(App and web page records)

━━━━━━━━━━

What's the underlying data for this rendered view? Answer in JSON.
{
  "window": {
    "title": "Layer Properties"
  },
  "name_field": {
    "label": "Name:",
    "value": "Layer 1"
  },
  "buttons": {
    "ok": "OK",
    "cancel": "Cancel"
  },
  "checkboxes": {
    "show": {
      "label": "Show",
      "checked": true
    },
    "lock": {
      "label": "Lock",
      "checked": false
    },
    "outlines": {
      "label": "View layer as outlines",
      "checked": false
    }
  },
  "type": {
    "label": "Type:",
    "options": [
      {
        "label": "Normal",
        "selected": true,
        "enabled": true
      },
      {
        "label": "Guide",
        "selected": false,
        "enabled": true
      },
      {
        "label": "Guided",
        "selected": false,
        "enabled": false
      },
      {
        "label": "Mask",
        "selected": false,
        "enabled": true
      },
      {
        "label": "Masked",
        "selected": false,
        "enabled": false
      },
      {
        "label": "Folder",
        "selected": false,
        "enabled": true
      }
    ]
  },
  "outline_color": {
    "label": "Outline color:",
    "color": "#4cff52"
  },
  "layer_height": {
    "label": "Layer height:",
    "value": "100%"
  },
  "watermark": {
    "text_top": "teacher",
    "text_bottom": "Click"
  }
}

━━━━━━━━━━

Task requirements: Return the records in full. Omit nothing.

Response to the task:
What's the underlying data for this rendered view? Answer in JSON.
{
  "window": {
    "title": "Layer Properties"
  },
  "name_field": {
    "label": "Name:",
    "value": "Layer 1"
  },
  "buttons": {
    "ok": "OK",
    "cancel": "Cancel"
  },
  "checkboxes": {
    "show": {
      "label": "Show",
      "checked": true
    },
    "lock": {
      "label": "Lock",
      "checked": false
    },
    "outlines": {
      "label": "View layer as outlines",
      "checked": false
    }
  },
  "type": {
    "label": "Type:",
    "options": [
      {
        "label": "Normal",
        "selected": true,
        "enabled": true
      },
      {
        "label": "Guide",
        "selected": false,
        "enabled": true
      },
      {
        "label": "Guided",
        "selected": false,
        "enabled": false
      },
      {
        "label": "Mask",
        "selected": false,
        "enabled": true
      },
      {
        "label": "Masked",
        "selected": false,
        "enabled": false
      },
      {
        "label": "Folder",
        "selected": false,
        "enabled": true
      }
    ]
  },
  "outline_color": {
    "label": "Outline color:",
    "color": "#4cff52"
  },
  "layer_height": {
    "label": "Layer height:",
    "value": "100%"
  },
  "watermark": {
    "text_top": "teacher",
    "text_bottom": "Click"
  }
}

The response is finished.